The Round Cairn, Grey Cairns of Camster, Caithness
The two Grey Cairns of Camster (The Round and Long Cairns) are among the oldest stone monuments in Scotland. They were built over 5,000 years ago. Even before their excavation and restoration by Historic Scotland in the later 20th century they were two of the best preserved burial tombs surviving from the neolithic period anywhere in Britain. Their location – on a windswept moor in the heart of the Caithness ‘Flow Country’ – probably ensured their survival from the ravages of later farmers. But before the deep blanket of peat covered Caithness during the Bronze Age, this corner of the British Isles was good farming land. The two great mounds were where some of those farmers were laid to rest.

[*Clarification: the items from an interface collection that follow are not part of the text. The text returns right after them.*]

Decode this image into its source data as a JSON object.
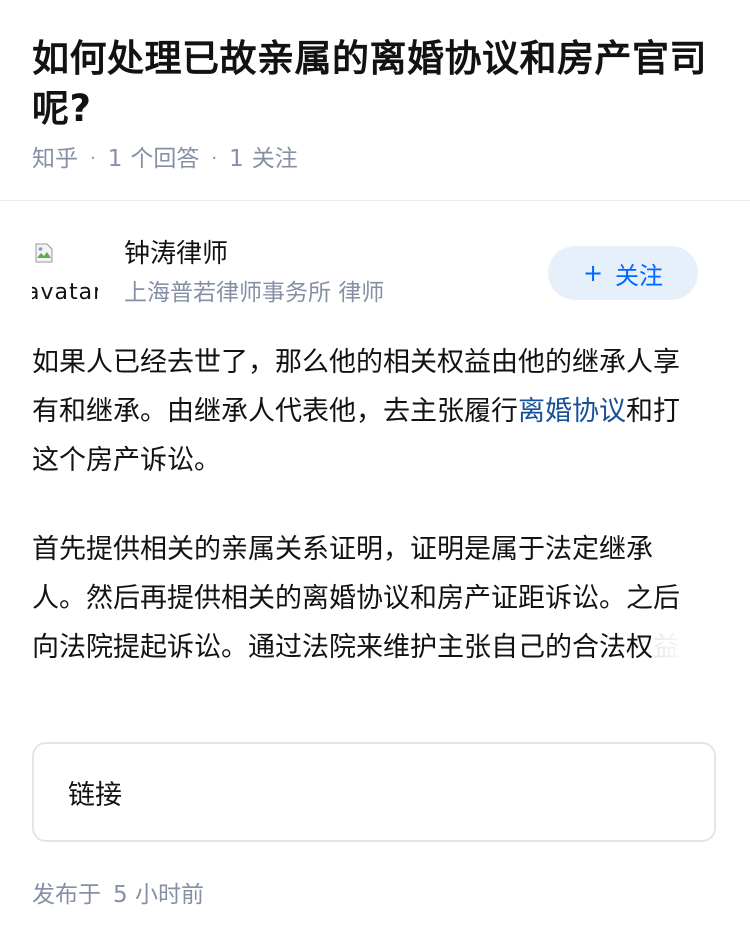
{
  "question": {
    "title": "如何处理已故亲属的离婚协议和房产官司呢?",
    "source": "知乎",
    "answer_count": "1",
    "answer_label": "个回答",
    "follow_count": "1",
    "follow_label": "关注"
  },
  "author": {
    "avatar_alt": "avatar",
    "name": "钟涛律师",
    "bio": "上海普若律师事务所 律师",
    "follow_button": {
      "icon": "plus-icon",
      "icon_glyph": "+",
      "label": "关注"
    }
  },
  "answer": {
    "paragraph1_before_link": "如果人已经去世了，那么他的相关权益由他的继承人享有和继承。由继承人代表他，去主张履行",
    "paragraph1_link": "离婚协议",
    "paragraph1_after_link": "和打这个房产诉讼。",
    "paragraph2_visible": "首先提供相关的亲属关系证明，证明是属于法定继承人。然后再提供相关的离婚协议和房产证距诉讼。之后向法院提起诉讼。通过法院来维护主张自己的合法权",
    "paragraph2_faded": "益"
  },
  "link_card": {
    "label": "链接"
  },
  "footer": {
    "published_prefix": "发布于",
    "published_time": "5 小时前"
  },
  "colors": {
    "text": "#121212",
    "muted": "#8590a6",
    "link": "#175199",
    "accent": "#0066ff",
    "follow_bg": "#e6f0fb",
    "border": "#e5e5e5"
  }
}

The Round Cairn is the smaller of the two, measuring 18m in diameter and rising to a height of 4m. A low, narrow doorway leads from a curving forecourt along a cramped passage into the burial chamber at its centre. The chamber itself is surprisingly roomy. Inside, you can stand to full height and admire the structural sophistication of those neolithic builders. Pairs of large upright slabs divide the chamber into three distinct compartments, and the walls are cleverly corbelled on the inside to support the roof.